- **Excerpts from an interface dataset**
>>

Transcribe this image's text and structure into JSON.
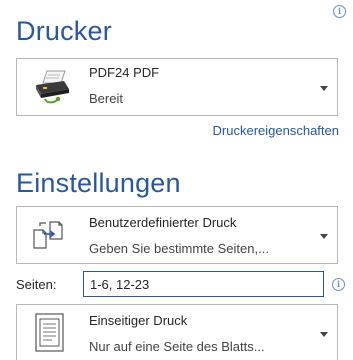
{
  "printer": {
    "title": "Drucker",
    "name": "PDF24 PDF",
    "status": "Bereit",
    "properties_link": "Druckereigenschaften"
  },
  "settings": {
    "title": "Einstellungen",
    "print_range": {
      "label": "Benutzerdefinierter Druck",
      "description": "Geben Sie bestimmte Seiten,..."
    },
    "pages": {
      "label": "Seiten:",
      "value": "1-6, 12-23"
    },
    "sides": {
      "label": "Einseitiger Druck",
      "description": "Nur auf eine Seite des Blatts..."
    }
  },
  "icons": {
    "info": "info-icon",
    "printer": "printer-icon",
    "custom_print": "custom-print-icon",
    "one_sided": "one-sided-page-icon",
    "caret": "chevron-down-icon"
  },
  "colors": {
    "accent": "#2b579a",
    "border": "#b8b8b8"
  }
}
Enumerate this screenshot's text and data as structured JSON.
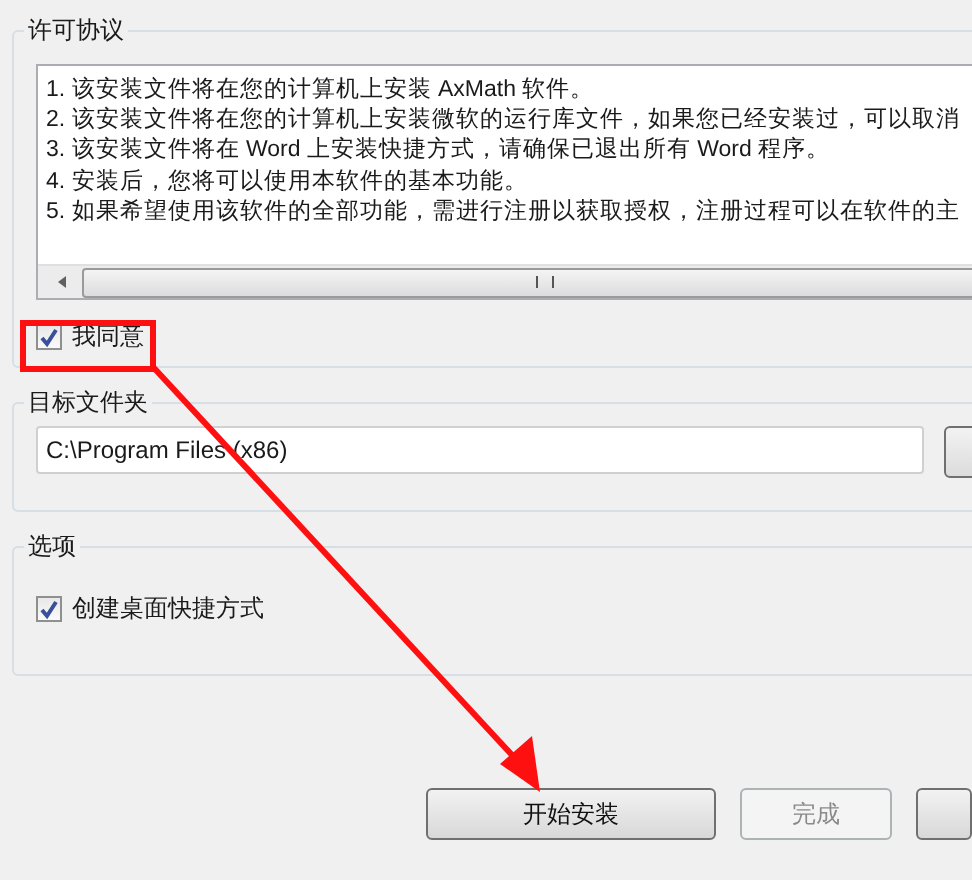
{
  "license": {
    "title": "许可协议",
    "lines": [
      "1. 该安装文件将在您的计算机上安装 AxMath 软件。",
      "2. 该安装文件将在您的计算机上安装微软的运行库文件，如果您已经安装过，可以取消",
      "3. 该安装文件将在 Word 上安装快捷方式，请确保已退出所有 Word 程序。",
      "4. 安装后，您将可以使用本软件的基本功能。",
      "5. 如果希望使用该软件的全部功能，需进行注册以获取授权，注册过程可以在软件的主"
    ]
  },
  "agree": {
    "label": "我同意",
    "checked": true
  },
  "target_folder": {
    "title": "目标文件夹",
    "path": "C:\\Program Files (x86)"
  },
  "options": {
    "title": "选项",
    "items": [
      {
        "label": "创建桌面快捷方式",
        "checked": true
      }
    ]
  },
  "buttons": [
    {
      "label": "开始安装",
      "disabled": false
    },
    {
      "label": "完成",
      "disabled": true
    }
  ]
}
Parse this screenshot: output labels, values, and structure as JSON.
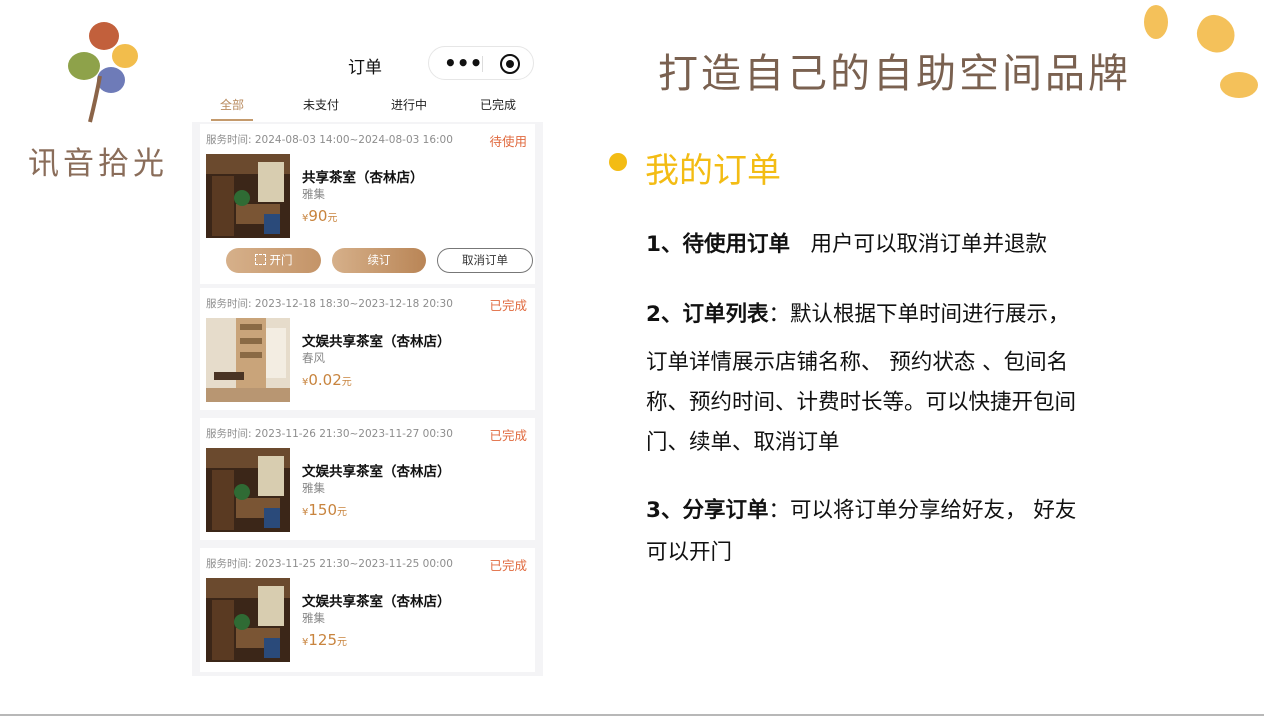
{
  "brand": {
    "name": "讯音拾光"
  },
  "headline": "打造自己的自助空间品牌",
  "phone": {
    "title": "订单",
    "tabs": [
      "全部",
      "未支付",
      "进行中",
      "已完成"
    ],
    "currency_symbol": "¥",
    "price_unit": "元",
    "buttons": {
      "open": "开门",
      "renew": "续订",
      "cancel": "取消订单"
    },
    "orders": [
      {
        "service_time": "服务时间: 2024-08-03 14:00~2024-08-03 16:00",
        "status": "待使用",
        "store": "共享茶室（杏林店）",
        "room": "雅集",
        "price": "90"
      },
      {
        "service_time": "服务时间: 2023-12-18 18:30~2023-12-18 20:30",
        "status": "已完成",
        "store": "文娱共享茶室（杏林店）",
        "room": "春风",
        "price": "0.02"
      },
      {
        "service_time": "服务时间: 2023-11-26 21:30~2023-11-27 00:30",
        "status": "已完成",
        "store": "文娱共享茶室（杏林店）",
        "room": "雅集",
        "price": "150"
      },
      {
        "service_time": "服务时间: 2023-11-25 21:30~2023-11-25 00:00",
        "status": "已完成",
        "store": "文娱共享茶室（杏林店）",
        "room": "雅集",
        "price": "125"
      }
    ]
  },
  "content": {
    "section_title": "我的订单",
    "items": [
      {
        "title": "1、待使用订单",
        "lines": [
          "用户可以取消订单并退款"
        ]
      },
      {
        "title": "2、订单列表",
        "sep": "：",
        "lines": [
          "默认根据下单时间进行展示，",
          "订单详情展示店铺名称、 预约状态 、包间名",
          "称、预约时间、计费时长等。可以快捷开包间",
          "门、续单、取消订单"
        ]
      },
      {
        "title": "3、分享订单",
        "sep": "：",
        "lines": [
          "可以将订单分享给好友， 好友",
          "可以开门"
        ]
      }
    ]
  },
  "colors": {
    "accent_yellow": "#f3bc14",
    "status_orange": "#e06a3f",
    "price_gold": "#c8843e",
    "brand_brown": "#7a6150"
  }
}
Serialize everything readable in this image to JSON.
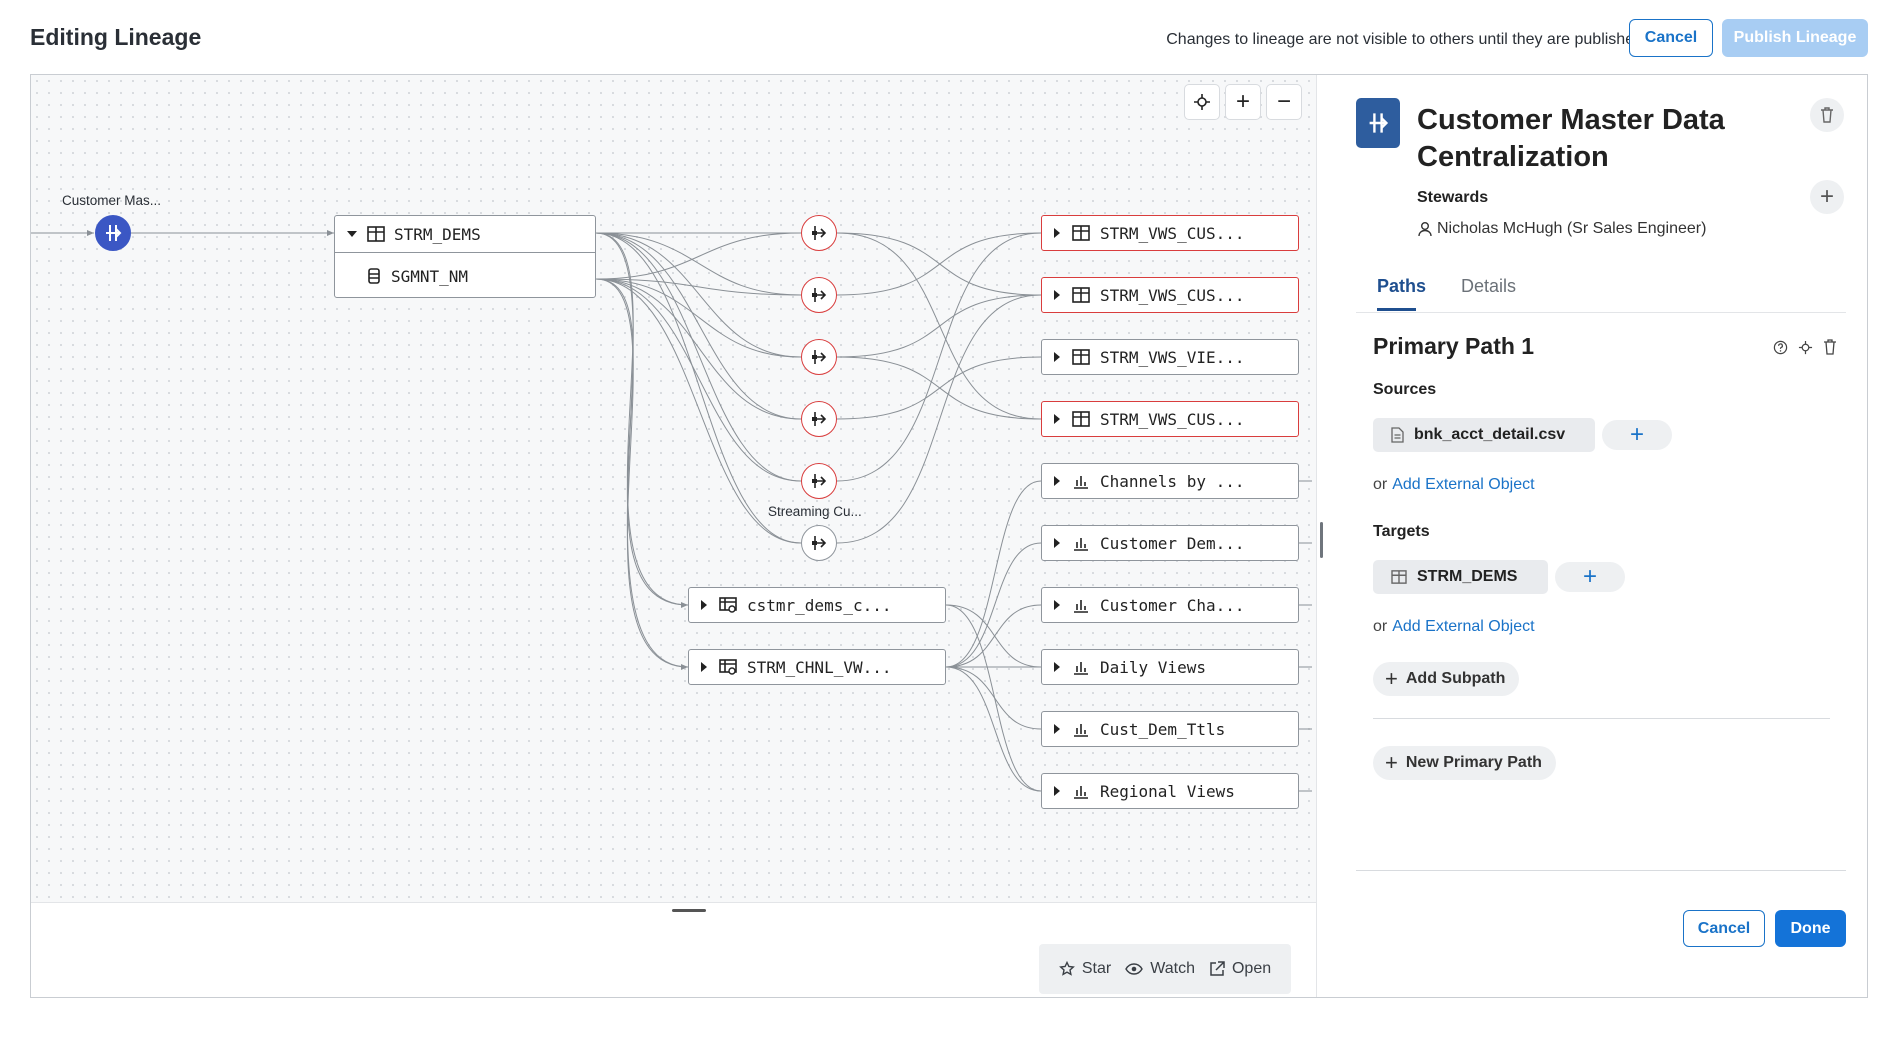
{
  "header": {
    "title": "Editing Lineage",
    "notice": "Changes to lineage are not visible to others until they are published",
    "cancel_label": "Cancel",
    "publish_label": "Publish Lineage"
  },
  "canvas": {
    "root_label": "Customer Mas...",
    "group_node": {
      "label": "STRM_DEMS",
      "child_label": "SGMNT_NM"
    },
    "transform_label": "Streaming Cu...",
    "target_nodes": [
      {
        "label": "STRM_VWS_CUS...",
        "icon": "table-icon",
        "highlight": true
      },
      {
        "label": "STRM_VWS_CUS...",
        "icon": "table-icon",
        "highlight": true
      },
      {
        "label": "STRM_VWS_VIE...",
        "icon": "table-icon",
        "highlight": false
      },
      {
        "label": "STRM_VWS_CUS...",
        "icon": "table-icon",
        "highlight": true
      },
      {
        "label": "Channels by ...",
        "icon": "chart-icon",
        "highlight": false
      },
      {
        "label": "Customer Dem...",
        "icon": "chart-icon",
        "highlight": false
      },
      {
        "label": "Customer Cha...",
        "icon": "chart-icon",
        "highlight": false
      },
      {
        "label": "Daily Views",
        "icon": "chart-icon",
        "highlight": false
      },
      {
        "label": "Cust_Dem_Ttls",
        "icon": "chart-icon",
        "highlight": false
      },
      {
        "label": "Regional Views",
        "icon": "chart-icon",
        "highlight": false
      }
    ],
    "mid_nodes": [
      {
        "label": "cstmr_dems_c...",
        "icon": "view-icon"
      },
      {
        "label": "STRM_CHNL_VW...",
        "icon": "view-icon"
      }
    ],
    "bottom_actions": {
      "star": "Star",
      "watch": "Watch",
      "open": "Open"
    }
  },
  "panel": {
    "title": "Customer Master Data Centralization",
    "stewards_label": "Stewards",
    "steward_name": "Nicholas McHugh (Sr Sales Engineer)",
    "tabs": [
      "Paths",
      "Details"
    ],
    "active_tab": "Paths",
    "path_title": "Primary Path 1",
    "sources_label": "Sources",
    "source_item": "bnk_acct_detail.csv",
    "targets_label": "Targets",
    "target_item": "STRM_DEMS",
    "or_text": "or",
    "add_external_label": "Add External Object",
    "add_subpath_label": "Add Subpath",
    "new_primary_path_label": "New Primary Path",
    "cancel_label": "Cancel",
    "done_label": "Done"
  },
  "colors": {
    "accent": "#1473d8",
    "highlight_border": "#d93d3d",
    "root_node": "#3b57c4",
    "panel_icon": "#2e5d9e"
  }
}
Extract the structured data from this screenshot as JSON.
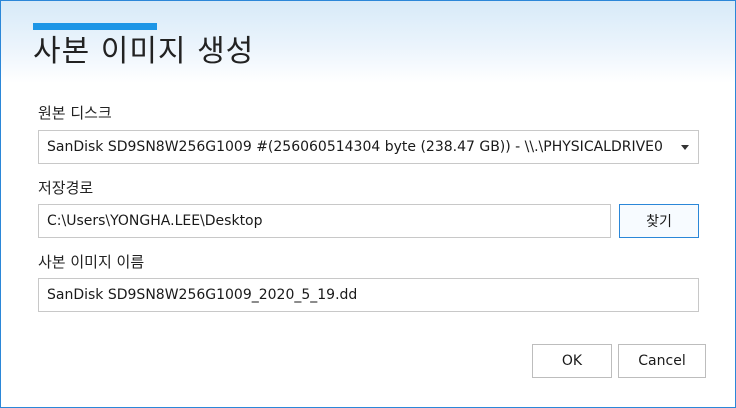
{
  "dialog": {
    "title": "사본 이미지 생성"
  },
  "source_disk": {
    "label": "원본 디스크",
    "selected": "SanDisk SD9SN8W256G1009 #(256060514304 byte (238.47 GB)) - \\\\.\\PHYSICALDRIVE0"
  },
  "save_path": {
    "label": "저장경로",
    "value": "C:\\Users\\YONGHA.LEE\\Desktop",
    "browse_label": "찾기"
  },
  "image_name": {
    "label": "사본 이미지 이름",
    "value": "SanDisk SD9SN8W256G1009_2020_5_19.dd"
  },
  "buttons": {
    "ok_label": "OK",
    "cancel_label": "Cancel"
  },
  "colors": {
    "accent": "#1e96e6",
    "window_border": "#2b87d8",
    "header_gradient_top": "#d7eaf8"
  }
}
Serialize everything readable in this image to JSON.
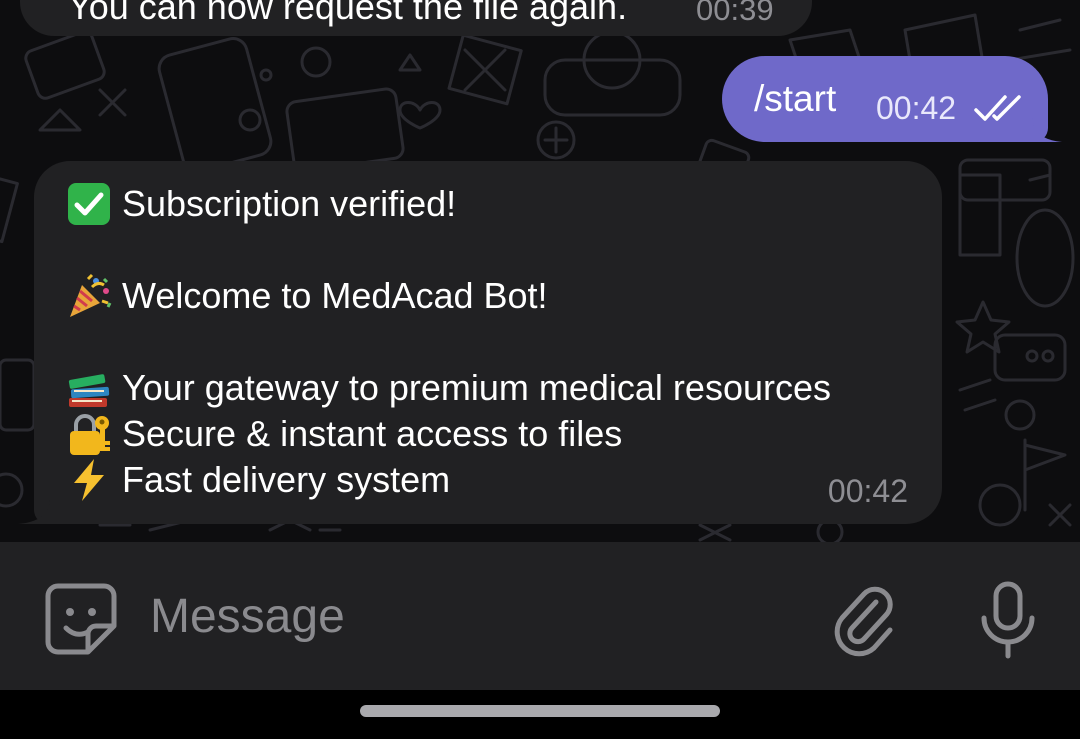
{
  "chat": {
    "previous_message": {
      "text": "You can now request the file again.",
      "time": "00:39"
    },
    "outgoing_message": {
      "text": "/start",
      "time": "00:42",
      "status_icon": "double-check-icon"
    },
    "incoming_message": {
      "lines": [
        {
          "icon": "check-mark-button-emoji",
          "text": "Subscription verified!"
        },
        {
          "icon": "party-popper-emoji",
          "text": "Welcome to MedAcad Bot!"
        },
        {
          "icon": "books-emoji",
          "text": "Your gateway to premium medical resources"
        },
        {
          "icon": "lock-with-key-emoji",
          "text": "Secure & instant access to files"
        },
        {
          "icon": "high-voltage-emoji",
          "text": "Fast delivery system"
        }
      ],
      "time": "00:42"
    }
  },
  "composer": {
    "placeholder": "Message",
    "value": "",
    "sticker_icon": "sticker-icon",
    "attach_icon": "paperclip-icon",
    "mic_icon": "microphone-icon"
  },
  "colors": {
    "chat_background": "#0d0d0f",
    "incoming_bubble": "#212123",
    "outgoing_bubble": "#6f69c9",
    "input_bar": "#212123",
    "muted_text": "#8e8e93"
  }
}
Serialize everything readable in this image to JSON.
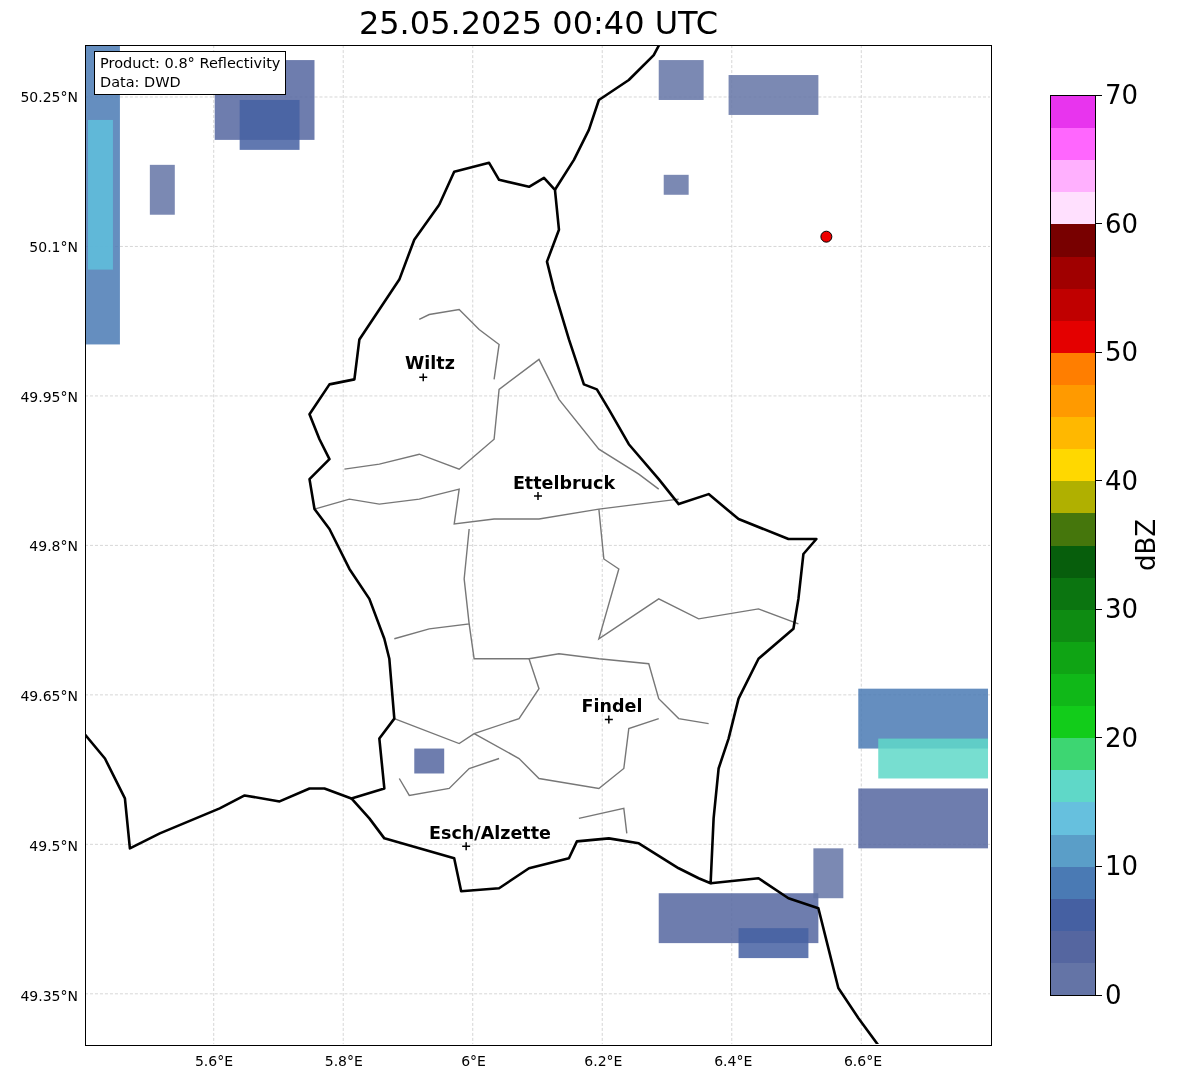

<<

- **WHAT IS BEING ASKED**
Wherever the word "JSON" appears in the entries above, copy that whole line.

- **PROBLEM SOLUTION**
Transcribe this image's text and structure into JSON.
Enumerate this screenshot's text and data as structured JSON.
Parse this screenshot: output labels, values, and structure as JSON.
Serialize everything readable in this image to JSON.
Extract the structured data from this screenshot as JSON.
Serialize everything readable in this image to JSON.
Serialize everything readable in this image to JSON.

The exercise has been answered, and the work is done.